The government’s change of heart — only 10 scrolls were transferred to KEROOR at the time — came after Lazar reportedly asked that the scrolls be transferred to the Federation.
In light of the more recent events, Shayevich penned a letter to Putin on May 30, demanding that he not “interfere” with the internal affairs of the Jewish community.
“The president has a right to invite whomever he wants to invite, but they shouldn’t make a decision about who should represent the community,” the rabbi said at the news conference.
After being approached by their Russian counterparts, NCSJ and the Conference of Presidents last week issued a statement, reaffirming their support for the elected leadership of the Russian Jewish community.
Citing “disturbing reports of interference by some government officials in the selection of community leadership,” the groups said they expect that the “Russian government will continue the policy of non-interference in the affairs of the Russian Jewish community.”
In Israel, Avraham Burg, speaker of the Knesset, also issued a sharp warning to the Putin government.
Despite the feeling among several Jewish leaders who got involved that they had been misled, Levin said it was not Shayevich’s claim alone that prompted American Jewish leaders to intervene.
His claim was the latest in a series of troubling incidents in recent months that have involved either Jews or Putin’s heavy-handed style.

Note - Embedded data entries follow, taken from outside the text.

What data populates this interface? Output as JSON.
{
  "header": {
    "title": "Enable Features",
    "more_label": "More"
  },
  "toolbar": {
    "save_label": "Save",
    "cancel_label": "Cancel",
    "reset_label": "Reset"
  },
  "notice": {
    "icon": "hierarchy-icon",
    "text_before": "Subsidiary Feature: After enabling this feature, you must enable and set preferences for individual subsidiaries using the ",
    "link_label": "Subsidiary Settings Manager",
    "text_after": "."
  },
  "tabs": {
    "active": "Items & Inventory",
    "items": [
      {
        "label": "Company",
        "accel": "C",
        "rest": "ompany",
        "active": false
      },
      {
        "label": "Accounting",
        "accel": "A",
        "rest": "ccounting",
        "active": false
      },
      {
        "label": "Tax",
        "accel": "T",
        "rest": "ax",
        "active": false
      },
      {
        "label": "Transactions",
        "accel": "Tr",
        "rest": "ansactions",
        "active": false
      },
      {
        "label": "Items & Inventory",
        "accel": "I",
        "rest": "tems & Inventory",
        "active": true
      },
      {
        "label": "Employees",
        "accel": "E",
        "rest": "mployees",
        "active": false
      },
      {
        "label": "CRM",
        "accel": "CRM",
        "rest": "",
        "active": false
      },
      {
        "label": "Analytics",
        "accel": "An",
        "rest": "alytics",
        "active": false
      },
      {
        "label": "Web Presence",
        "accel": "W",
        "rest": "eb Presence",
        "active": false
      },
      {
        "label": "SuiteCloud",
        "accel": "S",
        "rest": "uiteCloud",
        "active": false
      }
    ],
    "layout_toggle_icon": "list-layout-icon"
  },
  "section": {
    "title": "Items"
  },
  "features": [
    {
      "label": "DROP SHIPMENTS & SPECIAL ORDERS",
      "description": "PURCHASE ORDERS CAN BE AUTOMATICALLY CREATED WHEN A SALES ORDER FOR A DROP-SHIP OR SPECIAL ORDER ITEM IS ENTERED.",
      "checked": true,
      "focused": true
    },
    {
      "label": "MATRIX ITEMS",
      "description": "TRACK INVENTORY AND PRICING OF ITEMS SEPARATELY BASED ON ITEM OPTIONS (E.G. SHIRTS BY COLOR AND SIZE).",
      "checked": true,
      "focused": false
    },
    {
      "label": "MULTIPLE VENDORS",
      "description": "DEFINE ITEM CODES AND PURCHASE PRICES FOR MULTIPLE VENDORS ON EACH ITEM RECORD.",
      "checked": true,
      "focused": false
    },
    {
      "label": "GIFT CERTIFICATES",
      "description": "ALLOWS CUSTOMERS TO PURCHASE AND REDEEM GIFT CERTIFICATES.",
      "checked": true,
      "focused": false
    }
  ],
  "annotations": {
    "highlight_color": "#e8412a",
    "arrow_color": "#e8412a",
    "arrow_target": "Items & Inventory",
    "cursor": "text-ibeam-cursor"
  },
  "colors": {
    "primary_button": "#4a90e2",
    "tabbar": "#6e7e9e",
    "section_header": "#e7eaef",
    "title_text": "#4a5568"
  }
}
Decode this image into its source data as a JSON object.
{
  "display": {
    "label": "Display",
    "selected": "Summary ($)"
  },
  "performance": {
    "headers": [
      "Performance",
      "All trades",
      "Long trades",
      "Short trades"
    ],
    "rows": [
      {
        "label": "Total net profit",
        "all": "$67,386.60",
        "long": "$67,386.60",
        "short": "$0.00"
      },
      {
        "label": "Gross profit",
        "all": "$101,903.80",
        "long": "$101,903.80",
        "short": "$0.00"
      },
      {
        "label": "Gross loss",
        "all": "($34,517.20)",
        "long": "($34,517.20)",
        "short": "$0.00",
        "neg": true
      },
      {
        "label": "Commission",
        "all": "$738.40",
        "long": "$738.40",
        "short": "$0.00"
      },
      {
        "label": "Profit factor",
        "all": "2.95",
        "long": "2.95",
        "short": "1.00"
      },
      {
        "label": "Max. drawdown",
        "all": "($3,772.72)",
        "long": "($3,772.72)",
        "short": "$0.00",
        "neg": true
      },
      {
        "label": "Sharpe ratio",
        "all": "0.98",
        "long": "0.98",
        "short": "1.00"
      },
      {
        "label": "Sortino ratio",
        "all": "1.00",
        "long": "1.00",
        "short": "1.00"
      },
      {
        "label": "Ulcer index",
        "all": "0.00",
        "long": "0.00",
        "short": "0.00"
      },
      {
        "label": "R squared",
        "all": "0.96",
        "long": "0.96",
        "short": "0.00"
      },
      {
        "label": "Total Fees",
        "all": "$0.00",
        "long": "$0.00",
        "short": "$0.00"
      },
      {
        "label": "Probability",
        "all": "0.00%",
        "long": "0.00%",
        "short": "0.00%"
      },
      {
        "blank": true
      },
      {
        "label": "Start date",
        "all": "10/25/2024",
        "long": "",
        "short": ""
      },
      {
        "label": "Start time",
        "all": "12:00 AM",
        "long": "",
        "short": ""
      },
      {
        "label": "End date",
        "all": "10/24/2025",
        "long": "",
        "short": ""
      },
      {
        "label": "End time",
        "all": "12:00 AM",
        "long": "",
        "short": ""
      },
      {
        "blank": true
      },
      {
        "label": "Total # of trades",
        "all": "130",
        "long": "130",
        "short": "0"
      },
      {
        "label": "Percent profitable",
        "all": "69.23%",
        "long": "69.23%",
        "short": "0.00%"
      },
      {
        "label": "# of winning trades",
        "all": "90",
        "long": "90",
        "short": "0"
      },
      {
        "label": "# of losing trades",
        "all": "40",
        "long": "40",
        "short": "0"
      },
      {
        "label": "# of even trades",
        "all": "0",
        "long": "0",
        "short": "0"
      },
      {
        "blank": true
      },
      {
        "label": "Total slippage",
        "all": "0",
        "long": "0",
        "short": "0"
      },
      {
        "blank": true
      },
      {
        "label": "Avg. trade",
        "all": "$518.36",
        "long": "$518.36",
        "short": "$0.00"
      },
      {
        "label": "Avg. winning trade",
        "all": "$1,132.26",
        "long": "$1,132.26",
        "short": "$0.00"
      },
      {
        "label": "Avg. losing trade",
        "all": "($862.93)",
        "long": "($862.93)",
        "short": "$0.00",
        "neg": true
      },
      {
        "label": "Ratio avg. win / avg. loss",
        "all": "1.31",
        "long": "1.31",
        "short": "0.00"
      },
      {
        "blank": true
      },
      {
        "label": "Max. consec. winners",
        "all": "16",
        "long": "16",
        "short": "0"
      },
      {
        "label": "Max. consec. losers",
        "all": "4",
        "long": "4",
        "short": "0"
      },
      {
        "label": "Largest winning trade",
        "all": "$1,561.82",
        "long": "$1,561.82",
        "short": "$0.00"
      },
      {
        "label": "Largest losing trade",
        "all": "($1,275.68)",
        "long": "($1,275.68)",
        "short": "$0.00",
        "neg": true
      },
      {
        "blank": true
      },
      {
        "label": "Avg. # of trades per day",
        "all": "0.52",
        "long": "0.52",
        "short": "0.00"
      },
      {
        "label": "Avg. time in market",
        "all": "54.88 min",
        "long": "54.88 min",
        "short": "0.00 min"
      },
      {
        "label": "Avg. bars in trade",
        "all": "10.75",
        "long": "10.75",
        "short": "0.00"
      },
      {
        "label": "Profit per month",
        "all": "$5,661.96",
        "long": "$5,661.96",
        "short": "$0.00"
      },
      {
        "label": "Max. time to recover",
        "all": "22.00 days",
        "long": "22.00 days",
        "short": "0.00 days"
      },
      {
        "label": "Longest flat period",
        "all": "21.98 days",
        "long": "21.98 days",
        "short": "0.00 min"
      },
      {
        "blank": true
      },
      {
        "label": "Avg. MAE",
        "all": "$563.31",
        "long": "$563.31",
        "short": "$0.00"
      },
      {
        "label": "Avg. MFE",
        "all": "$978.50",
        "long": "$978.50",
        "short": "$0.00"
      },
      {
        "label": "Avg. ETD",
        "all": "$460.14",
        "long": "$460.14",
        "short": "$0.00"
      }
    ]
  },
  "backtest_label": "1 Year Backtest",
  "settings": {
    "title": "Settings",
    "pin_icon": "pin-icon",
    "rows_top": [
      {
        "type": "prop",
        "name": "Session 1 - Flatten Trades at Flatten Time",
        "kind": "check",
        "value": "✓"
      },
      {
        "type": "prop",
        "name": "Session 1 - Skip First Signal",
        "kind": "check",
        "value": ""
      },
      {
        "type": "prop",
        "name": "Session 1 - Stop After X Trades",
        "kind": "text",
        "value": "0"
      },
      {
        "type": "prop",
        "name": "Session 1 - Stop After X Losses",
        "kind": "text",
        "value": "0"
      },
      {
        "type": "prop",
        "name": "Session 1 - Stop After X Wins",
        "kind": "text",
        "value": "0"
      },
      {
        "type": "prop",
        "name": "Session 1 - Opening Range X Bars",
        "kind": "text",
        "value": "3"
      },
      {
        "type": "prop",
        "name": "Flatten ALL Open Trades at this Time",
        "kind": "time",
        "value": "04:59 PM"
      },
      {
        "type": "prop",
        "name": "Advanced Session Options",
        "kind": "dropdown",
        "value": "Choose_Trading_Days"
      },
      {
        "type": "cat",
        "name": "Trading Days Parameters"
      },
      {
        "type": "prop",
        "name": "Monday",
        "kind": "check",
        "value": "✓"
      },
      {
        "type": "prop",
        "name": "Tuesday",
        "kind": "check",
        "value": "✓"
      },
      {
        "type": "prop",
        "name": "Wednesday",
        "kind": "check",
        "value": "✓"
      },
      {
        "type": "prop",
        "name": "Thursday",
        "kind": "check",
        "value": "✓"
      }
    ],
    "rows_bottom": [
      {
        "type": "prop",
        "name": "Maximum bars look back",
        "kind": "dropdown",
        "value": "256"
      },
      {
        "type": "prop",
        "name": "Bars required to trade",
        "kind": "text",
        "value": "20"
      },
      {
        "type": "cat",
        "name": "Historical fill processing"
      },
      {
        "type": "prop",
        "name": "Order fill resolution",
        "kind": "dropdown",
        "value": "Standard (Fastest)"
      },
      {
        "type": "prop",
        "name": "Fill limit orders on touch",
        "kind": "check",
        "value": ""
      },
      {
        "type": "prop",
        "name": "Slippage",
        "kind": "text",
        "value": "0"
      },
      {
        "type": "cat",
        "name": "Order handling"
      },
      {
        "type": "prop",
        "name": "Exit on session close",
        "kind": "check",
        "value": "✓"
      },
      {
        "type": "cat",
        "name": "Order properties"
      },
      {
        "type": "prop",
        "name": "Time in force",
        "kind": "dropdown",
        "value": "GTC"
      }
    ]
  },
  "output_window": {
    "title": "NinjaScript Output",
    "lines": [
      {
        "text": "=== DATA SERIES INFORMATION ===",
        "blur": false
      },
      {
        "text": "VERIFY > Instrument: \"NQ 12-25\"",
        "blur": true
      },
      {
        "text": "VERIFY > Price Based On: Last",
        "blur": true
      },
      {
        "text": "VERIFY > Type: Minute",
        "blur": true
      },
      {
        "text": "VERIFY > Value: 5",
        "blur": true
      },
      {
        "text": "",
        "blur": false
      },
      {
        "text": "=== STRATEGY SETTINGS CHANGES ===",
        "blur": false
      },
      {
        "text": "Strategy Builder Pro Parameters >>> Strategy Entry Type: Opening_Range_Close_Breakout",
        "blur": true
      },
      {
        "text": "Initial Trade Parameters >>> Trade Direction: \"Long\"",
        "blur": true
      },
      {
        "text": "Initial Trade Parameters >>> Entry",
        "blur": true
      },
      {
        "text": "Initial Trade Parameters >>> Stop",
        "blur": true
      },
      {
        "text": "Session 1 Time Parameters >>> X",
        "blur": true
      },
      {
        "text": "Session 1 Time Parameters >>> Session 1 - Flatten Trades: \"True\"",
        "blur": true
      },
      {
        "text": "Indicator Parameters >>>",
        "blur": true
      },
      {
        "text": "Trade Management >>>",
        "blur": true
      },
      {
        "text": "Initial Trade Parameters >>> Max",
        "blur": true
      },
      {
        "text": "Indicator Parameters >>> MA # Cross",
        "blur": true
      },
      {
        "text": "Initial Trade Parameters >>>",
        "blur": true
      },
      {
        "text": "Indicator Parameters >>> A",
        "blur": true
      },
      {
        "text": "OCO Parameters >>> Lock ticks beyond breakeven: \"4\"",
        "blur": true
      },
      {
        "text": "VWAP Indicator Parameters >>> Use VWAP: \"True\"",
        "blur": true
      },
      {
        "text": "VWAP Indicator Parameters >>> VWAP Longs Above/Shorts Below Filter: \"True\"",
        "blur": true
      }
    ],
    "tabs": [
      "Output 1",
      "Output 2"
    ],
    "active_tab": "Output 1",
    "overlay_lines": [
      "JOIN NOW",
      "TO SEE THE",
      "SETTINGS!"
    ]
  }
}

“This particular incident is less clear, but I’m not sure if the overall environment has changed or not,” Levin said.
“You can look at this in isolation, or as part of a pattern or possible pattern. Leading up to today, it’s been clear there has been an attempt by the government or those who support the government to fracture the Jewish community.”
Prior to Putin’s March 26 election, state-controlled television broadcast a commercial against challenger Grigory Yavlinsky that implied that Yavlinsky’s Jewishness made him less Russian.
The ad also alleged that Yavlinsky had illegally accepted vast amounts of campaign funds from Goussinsky, while noting Goussinsky’s dual Russian-Israeli citizenship.
Then in early May, armed federal tax police, reportedly clad in camouflage and ski masks, raided Goussinsky’s Media-Most offices. Much of his business empire is in media, including newspapers and a national television channel that has been highly critical of Putin.
As for Jewish activists monitoring the plight of Jewish communities around the world, the case in Moscow illustrates the hazards of their job.
Even when approached by a credible source with a plausible claim, there’s the chance the activists’ own credibility will be tarnished in the process, said Malcolm Hoenlein, executive vice chairman of the Conference of Presidents.
“That’s why you have to know when to speak and what to say, and which actions are appropriate for which circumstances,” said Hoenlein.
(JTA correspondent Lev Gorodetsky in Moscow contributed to this report.)
The Archive of the Jewish Telegraphic Agency includes articles published from 1923 to 2008. Archive stories reflect the journalistic standards and practices of the time they were published.